Act 1: Even Phil Collins can’t help but quote Phil Collins

This act is Starlee Kine’s shining moment for many a listener. She expounds, “Nobody could convey how I was feeling better than Phil Collins.” The aural service she provides for weepy saps here, under the mentorship of Collins himself and in collaboration with NYC’s Joe McGinty and Julia Greenberg, puts her on par with Bonnie Raitt. Her Dusty Springfield-esque torch song is to die, and truly highlights a slice of the human condition in the midst of the shitshow that is a breakup. The breakup song is beautiful because of the catharsis it provides. Says Kine of Dusty’s tune, “It’s just so pathetic, and deep down, it’s how I felt too. And it felt good to have someone just come out and say it. There are some words you can never speak, but somehow you can sing.” The genre choice is perfect for Kine in that it integrates Phil Collins’ personal advice to her to keep it simple and honest.  “You don’t have to say you love me,” belted Springfield, while Kine answered, “It doesn’t do me any good, in fact it does me bad.”

In the end, Phil asks, “You kind of like feeling bad, don’t you?” The effort to honestly feel through music allows for the evolution of hot emotions for songwriter and listener, whether in the shape of a love song or a hate song.

Act 2: Was that reassuring to you in a way? No.

It’s 1987, and baby Ira is a young producer at All Things Considered. Eight-year-old Betsy Walter sits with the ATC host to speak about a letter she wrote to Mayor Koch asking advice about her parents’ divorce. The valuable perspective of the child in conversation with a master interviewer is a platinum grill for the American divorced psyche.

Even more illuminating is a chat twenty years later with adult Betsy, now a teacher, and blessed with a multifaceted outlook she shares with the airwaves. The hard truth is that focusing on the why is less important than the how in regards to moving on.

Act 3: They started quibbling about everything.

Marriage is the first step toward divorce (think about it). Collaborative divorce is like breaking up with a lawyer and a kindergarten teacher in the room, extending an invitation to use their listening skills. This act from the lawyer’s perspective emphasizes the importance of listening to the point of view of one’s spouse (revolutionary).

Act 4: He finally began to sob, which was a signal to Puppy Boy that the game was finally going to begin.

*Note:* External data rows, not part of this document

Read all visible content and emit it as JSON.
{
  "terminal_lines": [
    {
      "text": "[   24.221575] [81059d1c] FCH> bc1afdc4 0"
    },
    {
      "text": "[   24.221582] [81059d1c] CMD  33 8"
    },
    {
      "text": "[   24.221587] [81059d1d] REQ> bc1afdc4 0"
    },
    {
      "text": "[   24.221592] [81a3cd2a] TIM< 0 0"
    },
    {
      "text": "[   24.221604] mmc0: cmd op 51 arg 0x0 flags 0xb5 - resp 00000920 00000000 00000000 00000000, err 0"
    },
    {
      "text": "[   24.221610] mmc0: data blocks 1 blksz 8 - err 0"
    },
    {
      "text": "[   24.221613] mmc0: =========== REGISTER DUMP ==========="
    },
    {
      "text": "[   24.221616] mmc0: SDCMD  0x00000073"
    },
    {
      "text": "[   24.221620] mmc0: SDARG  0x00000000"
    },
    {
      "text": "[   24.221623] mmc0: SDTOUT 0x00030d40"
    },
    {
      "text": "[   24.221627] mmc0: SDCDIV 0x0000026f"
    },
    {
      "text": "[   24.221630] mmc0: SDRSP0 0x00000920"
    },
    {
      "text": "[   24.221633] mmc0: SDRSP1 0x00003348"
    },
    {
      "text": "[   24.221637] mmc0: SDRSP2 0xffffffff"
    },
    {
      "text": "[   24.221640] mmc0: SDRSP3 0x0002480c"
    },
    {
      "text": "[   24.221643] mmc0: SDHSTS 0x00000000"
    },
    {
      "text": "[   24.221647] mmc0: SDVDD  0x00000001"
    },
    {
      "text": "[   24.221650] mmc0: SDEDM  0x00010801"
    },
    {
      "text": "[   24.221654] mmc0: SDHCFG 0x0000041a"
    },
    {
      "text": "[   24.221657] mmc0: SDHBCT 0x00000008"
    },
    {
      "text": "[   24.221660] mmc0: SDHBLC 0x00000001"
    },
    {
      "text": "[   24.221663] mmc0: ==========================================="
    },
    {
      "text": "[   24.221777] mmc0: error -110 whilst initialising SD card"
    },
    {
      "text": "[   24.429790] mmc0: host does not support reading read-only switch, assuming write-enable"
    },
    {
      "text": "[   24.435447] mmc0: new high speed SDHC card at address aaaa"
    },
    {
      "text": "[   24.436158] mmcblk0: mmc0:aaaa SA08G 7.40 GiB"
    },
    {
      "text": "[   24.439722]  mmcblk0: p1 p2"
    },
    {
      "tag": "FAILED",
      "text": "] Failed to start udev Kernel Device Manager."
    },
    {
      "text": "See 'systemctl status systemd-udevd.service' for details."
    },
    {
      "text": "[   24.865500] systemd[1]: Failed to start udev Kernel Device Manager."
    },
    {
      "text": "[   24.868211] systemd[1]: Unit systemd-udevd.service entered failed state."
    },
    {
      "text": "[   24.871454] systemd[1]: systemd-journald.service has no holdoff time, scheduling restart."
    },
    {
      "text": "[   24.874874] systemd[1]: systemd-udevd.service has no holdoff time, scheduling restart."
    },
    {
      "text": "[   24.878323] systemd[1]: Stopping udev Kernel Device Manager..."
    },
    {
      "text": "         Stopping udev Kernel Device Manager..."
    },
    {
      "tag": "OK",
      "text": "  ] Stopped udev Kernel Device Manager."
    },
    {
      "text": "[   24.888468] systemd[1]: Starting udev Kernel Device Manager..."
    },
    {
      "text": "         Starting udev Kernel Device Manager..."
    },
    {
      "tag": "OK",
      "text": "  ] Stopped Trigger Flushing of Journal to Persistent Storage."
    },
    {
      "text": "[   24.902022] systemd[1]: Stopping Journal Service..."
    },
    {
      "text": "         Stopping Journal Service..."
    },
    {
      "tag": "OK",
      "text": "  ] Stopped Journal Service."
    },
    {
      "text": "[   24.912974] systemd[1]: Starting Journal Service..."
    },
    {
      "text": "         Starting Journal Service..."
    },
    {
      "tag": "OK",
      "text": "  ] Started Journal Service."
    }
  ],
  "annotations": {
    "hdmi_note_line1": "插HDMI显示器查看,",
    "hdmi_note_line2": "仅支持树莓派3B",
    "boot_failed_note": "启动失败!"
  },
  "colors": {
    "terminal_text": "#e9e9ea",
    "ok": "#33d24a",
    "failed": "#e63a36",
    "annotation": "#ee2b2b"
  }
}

Divorce from the perspective of an altogether different species highlights even more of the human condition. The contrast between the priorities of the soon-to-be-divorced man and those of a dog is sort of an exercise in mindfulness.

The dwelling and kvetching on the lifelong love-that-never-was is best remedied, beyond Starlee and Phil’s musical achievements, by the words of two wise Jews:

“All discarded lovers should be given a second chance, but with somebody else.” —Mae West

“Maria Elena used to say that only unfulfilled love can be romantic.” —Javier Bardem as Juan Antonio in Woody Allen’s Vicky Cristina Barcelona